As part of the long-term experiment VerTurM (Ververtical Turbulencemmeasurements), the vertical profiles of the turbulence in the lower atmospheric boundary layer have been continuously measured up to a maximum height of 400 m since summer 2009.
Influence of turbulence
For the design and use of electro-optical systems, the expected turbulence effects must be taken into account. One cause of turbulence in the atmospheric boundary layer (up to 1-2 km altitude) is the temperature difference between the ground and the air layer above. During the day, warmer air bubbles detach from the ground, rise to the top and cause turbulent mixing.
The turbulence intensity is very strongly influenced by the weather, i.e. solar radiation, temperature fluctuations and wind force. It varies with the time of day and season in the prevailing climate. The turbulence intensity is described by the structural parameter of the refractive index fluctuation Cn2.
As the turbulence intensity decreases with increasing height above the ground, knowledge of the height profile of Cn2 is also necessary for non-horizontal propagation paths.

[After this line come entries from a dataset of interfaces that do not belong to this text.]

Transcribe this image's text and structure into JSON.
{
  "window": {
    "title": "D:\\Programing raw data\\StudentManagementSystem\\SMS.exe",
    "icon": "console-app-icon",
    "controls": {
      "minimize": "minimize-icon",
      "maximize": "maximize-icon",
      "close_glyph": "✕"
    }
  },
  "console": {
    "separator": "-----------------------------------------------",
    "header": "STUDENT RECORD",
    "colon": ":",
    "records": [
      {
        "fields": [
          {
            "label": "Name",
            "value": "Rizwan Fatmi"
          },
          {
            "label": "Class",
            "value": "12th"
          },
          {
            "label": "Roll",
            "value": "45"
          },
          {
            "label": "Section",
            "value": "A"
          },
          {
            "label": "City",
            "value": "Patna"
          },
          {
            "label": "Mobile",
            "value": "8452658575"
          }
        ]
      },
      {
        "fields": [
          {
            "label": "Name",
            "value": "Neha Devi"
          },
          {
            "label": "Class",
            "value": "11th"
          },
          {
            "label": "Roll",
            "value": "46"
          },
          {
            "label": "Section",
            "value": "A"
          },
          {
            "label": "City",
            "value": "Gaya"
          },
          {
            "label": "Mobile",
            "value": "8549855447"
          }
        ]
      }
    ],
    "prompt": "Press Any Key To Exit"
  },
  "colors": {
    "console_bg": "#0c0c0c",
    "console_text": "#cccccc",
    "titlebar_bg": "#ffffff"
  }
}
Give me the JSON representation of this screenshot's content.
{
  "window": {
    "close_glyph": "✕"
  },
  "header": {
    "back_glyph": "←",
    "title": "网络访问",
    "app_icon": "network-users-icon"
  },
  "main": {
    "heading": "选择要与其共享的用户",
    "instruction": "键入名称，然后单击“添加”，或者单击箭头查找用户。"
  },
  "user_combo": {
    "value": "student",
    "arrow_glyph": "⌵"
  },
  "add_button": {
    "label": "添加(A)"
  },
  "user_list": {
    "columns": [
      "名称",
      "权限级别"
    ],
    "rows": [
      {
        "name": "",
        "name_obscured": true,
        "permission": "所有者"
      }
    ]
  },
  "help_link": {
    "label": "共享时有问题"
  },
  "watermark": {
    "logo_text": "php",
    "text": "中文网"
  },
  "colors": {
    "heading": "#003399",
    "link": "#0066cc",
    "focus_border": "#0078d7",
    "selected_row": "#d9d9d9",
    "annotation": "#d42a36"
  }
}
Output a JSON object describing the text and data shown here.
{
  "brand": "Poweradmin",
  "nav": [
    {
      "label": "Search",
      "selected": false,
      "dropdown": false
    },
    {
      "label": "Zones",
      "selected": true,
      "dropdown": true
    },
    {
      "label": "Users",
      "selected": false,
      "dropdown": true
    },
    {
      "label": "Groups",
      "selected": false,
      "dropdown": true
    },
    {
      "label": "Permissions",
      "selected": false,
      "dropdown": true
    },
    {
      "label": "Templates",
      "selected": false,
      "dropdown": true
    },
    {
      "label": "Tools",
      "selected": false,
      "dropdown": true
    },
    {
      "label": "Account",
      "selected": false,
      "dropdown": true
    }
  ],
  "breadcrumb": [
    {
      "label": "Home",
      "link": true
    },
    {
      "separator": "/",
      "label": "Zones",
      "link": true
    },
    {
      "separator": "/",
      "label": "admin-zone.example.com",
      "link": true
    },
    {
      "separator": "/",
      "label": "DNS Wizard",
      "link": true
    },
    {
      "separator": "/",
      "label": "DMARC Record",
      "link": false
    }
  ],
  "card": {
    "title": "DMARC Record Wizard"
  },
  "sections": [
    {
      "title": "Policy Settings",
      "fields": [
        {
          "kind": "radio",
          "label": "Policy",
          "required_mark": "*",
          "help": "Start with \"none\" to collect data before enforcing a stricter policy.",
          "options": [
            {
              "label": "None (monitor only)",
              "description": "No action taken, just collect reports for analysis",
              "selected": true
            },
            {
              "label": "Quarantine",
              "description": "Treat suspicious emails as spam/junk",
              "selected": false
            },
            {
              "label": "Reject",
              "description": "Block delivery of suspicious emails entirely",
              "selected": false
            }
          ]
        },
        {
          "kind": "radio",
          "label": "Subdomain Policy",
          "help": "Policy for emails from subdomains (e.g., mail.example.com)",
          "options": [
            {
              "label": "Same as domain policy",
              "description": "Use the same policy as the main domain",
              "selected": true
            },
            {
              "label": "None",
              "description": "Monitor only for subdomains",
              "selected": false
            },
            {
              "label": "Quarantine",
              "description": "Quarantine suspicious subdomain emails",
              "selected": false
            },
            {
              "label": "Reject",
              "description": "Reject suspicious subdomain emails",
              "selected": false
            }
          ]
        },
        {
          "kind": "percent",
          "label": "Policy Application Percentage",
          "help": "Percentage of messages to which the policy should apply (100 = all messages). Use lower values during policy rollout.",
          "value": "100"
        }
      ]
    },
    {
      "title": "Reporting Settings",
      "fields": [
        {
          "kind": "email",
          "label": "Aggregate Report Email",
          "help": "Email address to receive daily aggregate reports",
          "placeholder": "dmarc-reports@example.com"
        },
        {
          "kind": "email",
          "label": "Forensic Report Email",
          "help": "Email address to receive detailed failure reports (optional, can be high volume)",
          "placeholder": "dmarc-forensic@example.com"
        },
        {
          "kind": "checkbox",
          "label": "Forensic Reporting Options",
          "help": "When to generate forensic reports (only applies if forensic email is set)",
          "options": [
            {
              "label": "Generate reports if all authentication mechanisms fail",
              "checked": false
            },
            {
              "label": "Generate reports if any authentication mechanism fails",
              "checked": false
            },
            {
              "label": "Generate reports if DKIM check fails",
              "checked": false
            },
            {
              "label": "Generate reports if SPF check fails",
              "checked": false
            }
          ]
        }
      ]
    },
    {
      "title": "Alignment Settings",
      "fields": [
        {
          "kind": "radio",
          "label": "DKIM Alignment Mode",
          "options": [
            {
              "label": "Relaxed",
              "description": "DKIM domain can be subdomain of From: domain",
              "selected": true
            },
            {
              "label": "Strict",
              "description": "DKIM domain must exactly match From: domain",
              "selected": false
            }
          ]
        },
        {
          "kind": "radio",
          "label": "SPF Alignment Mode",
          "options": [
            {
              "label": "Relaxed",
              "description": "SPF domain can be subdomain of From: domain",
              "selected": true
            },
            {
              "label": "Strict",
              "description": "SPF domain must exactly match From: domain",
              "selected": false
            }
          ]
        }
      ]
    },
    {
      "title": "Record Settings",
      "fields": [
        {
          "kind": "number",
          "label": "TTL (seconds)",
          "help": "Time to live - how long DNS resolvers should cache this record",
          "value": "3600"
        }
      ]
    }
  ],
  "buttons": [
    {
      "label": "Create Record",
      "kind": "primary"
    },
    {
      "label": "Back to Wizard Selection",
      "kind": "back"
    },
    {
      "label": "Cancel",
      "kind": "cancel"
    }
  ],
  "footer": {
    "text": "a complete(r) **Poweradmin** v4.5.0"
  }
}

In order to be able to determine the height profile of Cn2, the height profiles of the following meteorological quantities at different heights (h) must be known: air temperature T (h), air pressure p (h) and structural parameters of temperature fluctuation CT2 (h).